Vikings at Giants, 1 p.m.
Do you like old-fashioned teams that pound the rock and stop the run? This is the game for you. Minnesota has the league's best run defense, and on offense, the Vikings' running game (fourth) is far better than their passing game (23rd). The Giants rank seventh in run defense, and on offense, their running game (fifth) is far better than their passing game (20th).
The Vikings will want to run as much as possible to keep the Giants' great defensive ends away from Tarvaris Jackson. The Giants lead the league in sacks, and are third in Adjusted Sack Rate. Nine offenses have more sacks than Minnesota, but the Vikings are 29th in Adjusted Sack Rate because only Buffalo has thrown fewer passes.
Texans at Browns, 1 p.m.
If you like wild fourth-quarter shootouts, this is the game for you. Houston and Cleveland are two of the slowest starting offenses in the league, but both are in the top five in fourth-quarter DVOA. Both defenses are among the NFL's worst in late and close situations (second half, score within a touchdown).
The difference between these teams could come down to special teams. Cleveland ranks first in special teams, and Joshua Cribbs is the NFL's best kick returner, accounting for 29.4 points worth of field position. Houston's special teams are fairly average, although Kris Brown has had a good year kicking field goals.
49ers at Cardinals, 4:05 p.m.
San Francisco tight end Vernon Davis wants to get more involved in the offense, but that will be tough against the Cardinals, who rank third in the NFL defending passes to opposing tight ends.
Davis is catching only 59 percent of intended passes -- far below the league average for tight ends, which is 67 percent. Even worse, second tight end Delanie Walker has caught only 35 percent of intended passes.
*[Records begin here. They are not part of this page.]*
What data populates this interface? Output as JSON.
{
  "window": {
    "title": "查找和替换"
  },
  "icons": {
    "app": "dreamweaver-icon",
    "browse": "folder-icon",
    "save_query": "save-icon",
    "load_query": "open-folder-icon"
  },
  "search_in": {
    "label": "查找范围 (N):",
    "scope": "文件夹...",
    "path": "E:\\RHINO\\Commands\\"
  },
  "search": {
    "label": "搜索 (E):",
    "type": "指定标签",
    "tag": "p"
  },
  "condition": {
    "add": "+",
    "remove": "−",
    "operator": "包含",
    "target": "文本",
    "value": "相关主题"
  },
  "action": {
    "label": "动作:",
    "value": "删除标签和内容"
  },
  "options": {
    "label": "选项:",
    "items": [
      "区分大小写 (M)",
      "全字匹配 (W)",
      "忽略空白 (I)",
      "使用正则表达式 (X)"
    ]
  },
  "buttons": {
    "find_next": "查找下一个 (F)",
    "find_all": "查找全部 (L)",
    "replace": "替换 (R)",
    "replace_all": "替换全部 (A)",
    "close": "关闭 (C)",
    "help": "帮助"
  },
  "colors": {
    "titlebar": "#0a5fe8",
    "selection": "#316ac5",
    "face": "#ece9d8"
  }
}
No other tight end with more than 10 passes has a catch rate below 50 percent.
Teams often have a high number of penalties because the crews assigned to their games tend to throw more flags, not because those teams tend to break the rules more often. Arizona seems to be a good example of this; they lead the league with 102 penalties, but they are also third with 86 penalties called against their opponents.
Ravens at Chargers, 4:15 p.m.
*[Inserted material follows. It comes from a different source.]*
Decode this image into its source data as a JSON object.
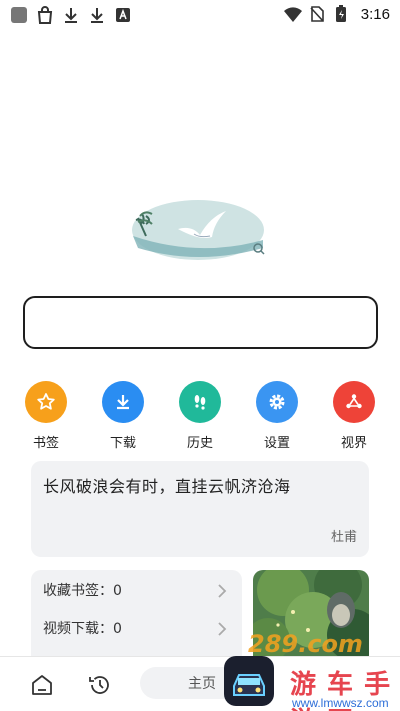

Bart Scott makes his average run tackle 1.4 yards after the line of scrimmage, closer than any other linebacker in the league with at least 20 run tackles. The Ravens also have the linebackers who rank second and third in this stat: Jarret Johnson and Terrell Suggs.
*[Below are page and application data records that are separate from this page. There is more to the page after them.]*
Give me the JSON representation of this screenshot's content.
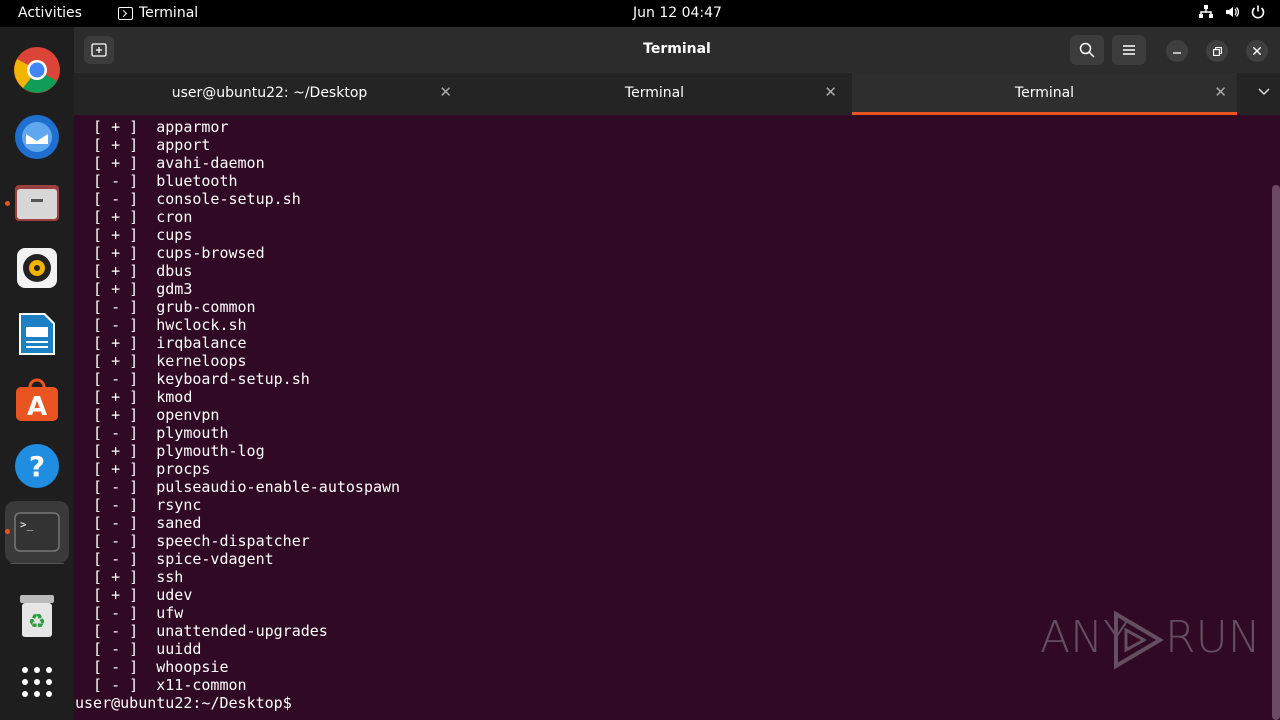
{
  "topbar": {
    "activities": "Activities",
    "app_name": "Terminal",
    "clock": "Jun 12  04:47"
  },
  "window": {
    "title": "Terminal"
  },
  "tabs": [
    {
      "label": "user@ubuntu22: ~/Desktop",
      "active": false
    },
    {
      "label": "Terminal",
      "active": false
    },
    {
      "label": "Terminal",
      "active": true
    }
  ],
  "terminal": {
    "lines": [
      " [ + ]  apparmor",
      " [ + ]  apport",
      " [ + ]  avahi-daemon",
      " [ - ]  bluetooth",
      " [ - ]  console-setup.sh",
      " [ + ]  cron",
      " [ + ]  cups",
      " [ + ]  cups-browsed",
      " [ + ]  dbus",
      " [ + ]  gdm3",
      " [ - ]  grub-common",
      " [ - ]  hwclock.sh",
      " [ + ]  irqbalance",
      " [ + ]  kerneloops",
      " [ - ]  keyboard-setup.sh",
      " [ + ]  kmod",
      " [ + ]  openvpn",
      " [ - ]  plymouth",
      " [ + ]  plymouth-log",
      " [ + ]  procps",
      " [ - ]  pulseaudio-enable-autospawn",
      " [ - ]  rsync",
      " [ - ]  saned",
      " [ - ]  speech-dispatcher",
      " [ - ]  spice-vdagent",
      " [ + ]  ssh",
      " [ + ]  udev",
      " [ - ]  ufw",
      " [ - ]  unattended-upgrades",
      " [ - ]  uuidd",
      " [ - ]  whoopsie",
      " [ - ]  x11-common"
    ],
    "prompt": "user@ubuntu22:~/Desktop$"
  },
  "dock": [
    {
      "name": "chrome-icon"
    },
    {
      "name": "thunderbird-icon"
    },
    {
      "name": "files-icon"
    },
    {
      "name": "rhythmbox-icon"
    },
    {
      "name": "writer-icon"
    },
    {
      "name": "app-center-icon"
    },
    {
      "name": "help-icon"
    },
    {
      "name": "terminal-icon"
    },
    {
      "name": "trash-icon"
    },
    {
      "name": "show-apps-icon"
    }
  ],
  "watermark": {
    "left": "ANY",
    "right": "RUN"
  },
  "colors": {
    "terminal_bg": "#300a24",
    "accent": "#e95420"
  }
}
Just seven quarterbacks with more than 75 pass attempts have a lower DVOA than Baltimore's Steve McNair. One of those players is Kyle Boller. Meanwhile, despite all his struggles, San Diego's Philip Rivers has an above-average DVOA rating this season.
Broncos at Bears, 4:15 p.m.
The Broncos rank fifth in the NFL in the percentage of their rushing yards that come more than 10 yards past the line of scrimmage. The Bears have given up more rushing yards on double-digit runs than any other defense.
Denver has the league's best offense this year in third-and-long situations. (Chicago's defense ranks 13th.)
Eagles at Patriots, 8:15 p.m.
No offense is worse in third-and-long DVOA than Philadelphia's, and no team is better in third-and-short. New England's defense ranks second in both situations.
If the Eagles can keep the score within a touchdown in the second half, they may have a chance; their offense is sixth in close and late situations. Of course, the Patriots' average margin of victory is 25.4 points, and only one game was decided by fewer than 17 points.
Dolphins at Steelers, 8:30 p.m. (Monday, ESPN)
The Steelers have won 12 consecutive home games on Monday night, dating back to 1991. Their offense is fourth in the NFL in DVOA at home, but 20th in DVOA on the road.
Miami's defense ranked 31st in the NFL through Week 7. In the last four weeks, it ranks 12th. Strange as it sounds, the one difference seems to be at middle linebacker, where perennial All-Pro Zach Thomas has sat out the last three games with concussion symptoms and was replaced in the starting lineup by Derrick Pope.
Aaron Schatz is president of Football Outsiders Inc. and the lead author of Pro Football Prospectus 2007 and 2008. Ryan Wilson writes for Football Outsiders and Pro Football Prospectus 2008.